Public Protector Advocate Busisiwe Mkhwebane has warned provincial executives and senior officials that not cooperating with her office’s investigations is an infringement that could lead to serious consequences.
In a statement issued on Wednesday, Mkhwebane said Public Protector investigators, who are dealing expeditiously with COVID-19 related matters, are being met with a degree of resistance from some members of the executive and senior government officials, including heads of department.
“Among the reasons provided for the apparent refusal to answer questions or avail information required for investigations is that such information has already been provided to other forums such as the Special Investigation Unit (SIU) and the Auditor-General of South Africa (AGSA),” said Mkhwebane.
The Public Protector is an independent constitutional institution with the power to investigate any alleged or suspected improper or prejudicial conduct in State affairs or in the public administration and in any sphere of government, to report on that conduct and to take appropriate remedial action. Such remedial action is binding unless reviewed and set aside by a court of law.
Unlike the Public Protector, the Special Investigating Unit (SIU) is a statutory body, whose investigations are prompted by presidential proclamations.
“Despite their varying mandates, the respective work of the Public Protector and SIU complements each other. This is why these institutions met separately last month, with a view to developing mechanisms for the investigation and auditing of COVID-19 cases in a collaborative manner.
“Officials cannot cherry-pick which institutions they want to account to. Answering questions from one institution is not a bulwark against accounting to another.
“The Constitution is unequivocal that organs of State must assist the Public Protector to ensure the institution’s independence, impartiality, dignity and effectiveness, and that no person or organ of state may interfere with the functioning of the institution,” said Mkhwebane, adding that her office will be issuing subpoenas as a way of expediting the investigations.
In terms of section 7 (1)(i) (b) of the Public Protector Act, the format and the procedure to be followed in conducting any investigation shall be determined by the Public Protector with due regard to the circumstances of each case. Section 7(4)(a), read with section 7(5), empowers the Public Protector to direct any person to submit an affidavit or appear before her to give evidence or produce any document, which has a bearing on a matter under investigation.
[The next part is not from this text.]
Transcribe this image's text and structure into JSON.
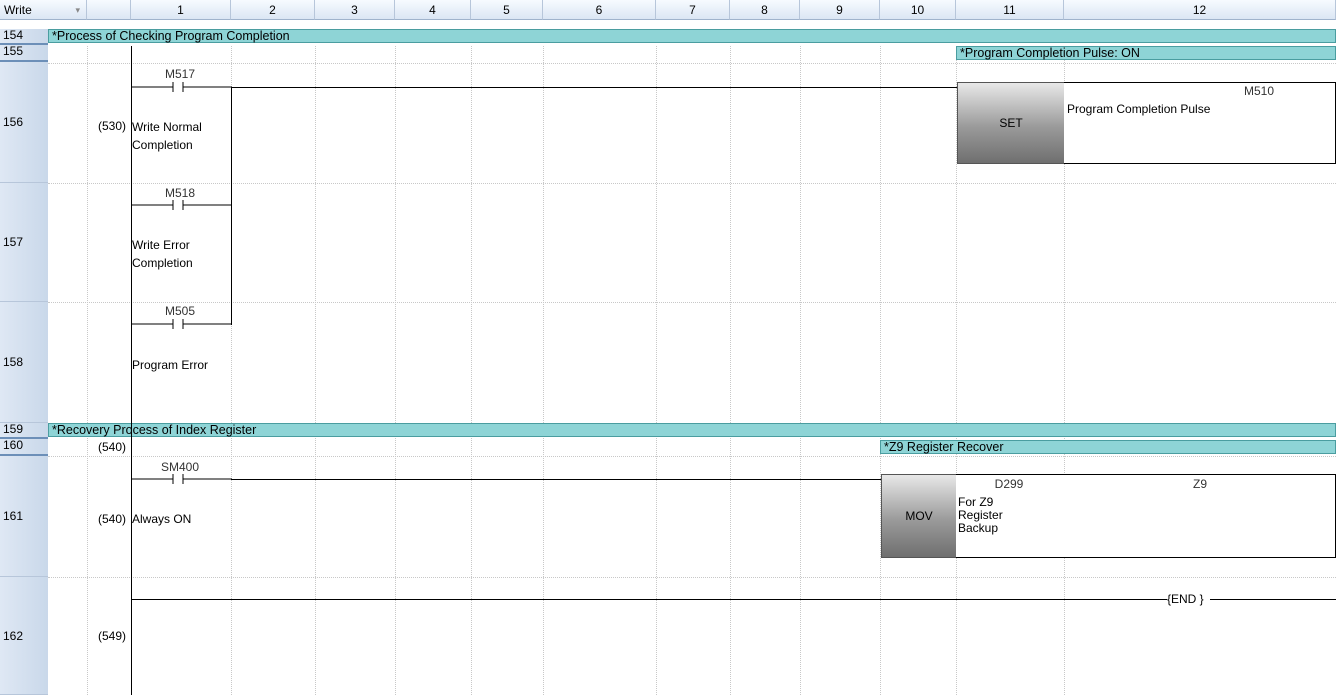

She may also examine the person.
In addition, Section 11 of the Act provides that any person, who without just cause refuses or fails to comply with a direction of a request under section 7(4) or refuses to answer questions put to them under that section or gives answers which they know to be false, shall be guilty of an offense.
Any person convicted of such an offense shall be liable to a fine not exceeding R40 000 or imprisonment for a period not exceeding 12 months or both. – SAnews.gov.za